__YOUR INSTRUCTIONS__: Lines in the data below that contain the word "label" are to be copied.

__SUPPLIED RECORDS__:
★ ★ ★ ★ ★ ★ ★
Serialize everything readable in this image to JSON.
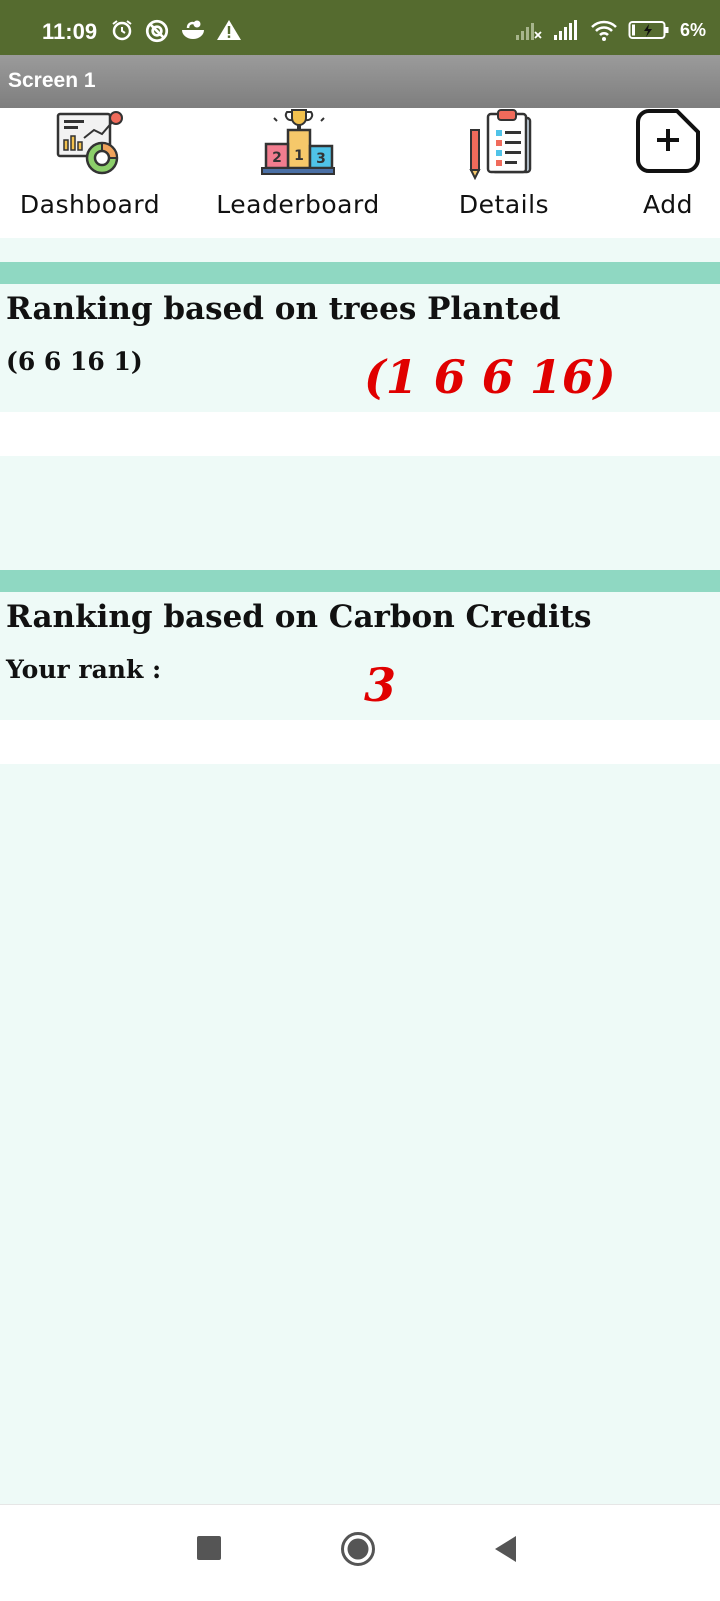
{
  "status_bar": {
    "time": "11:09",
    "battery_percent": "6%",
    "left_icons": [
      "alarm-icon",
      "sync-icon",
      "app-icon",
      "warning-icon"
    ],
    "right_icons": [
      "signal-off-icon",
      "signal-icon",
      "wifi-icon",
      "battery-icon"
    ],
    "color": "#556b2f"
  },
  "title_bar": {
    "title": "Screen 1"
  },
  "toolbar": {
    "items": [
      {
        "label": "Dashboard",
        "icon": "dashboard-icon"
      },
      {
        "label": "Leaderboard",
        "icon": "podium-icon"
      },
      {
        "label": "Details",
        "icon": "clipboard-icon"
      },
      {
        "label": "Add",
        "icon": "add-icon"
      }
    ]
  },
  "sections": {
    "trees": {
      "title": "Ranking based on trees Planted",
      "subtitle": "(6 6 16 1)",
      "value": "(1 6 6 16)"
    },
    "carbon": {
      "title": "Ranking based on Carbon Credits",
      "subtitle": "Your rank :",
      "value": "3"
    }
  },
  "colors": {
    "accent_bar": "#8fd8c2",
    "background": "#eefaf7",
    "highlight_text": "#e00000"
  },
  "nav_bar": {
    "buttons": [
      "recent-apps-icon",
      "home-icon",
      "back-icon"
    ]
  }
}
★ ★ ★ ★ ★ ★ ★
__ANSWER TO THIS EXERCISE__:
        "label": "Dashboard",
        "label": "Leaderboard",
        "label": "Details",
        "label": "Add",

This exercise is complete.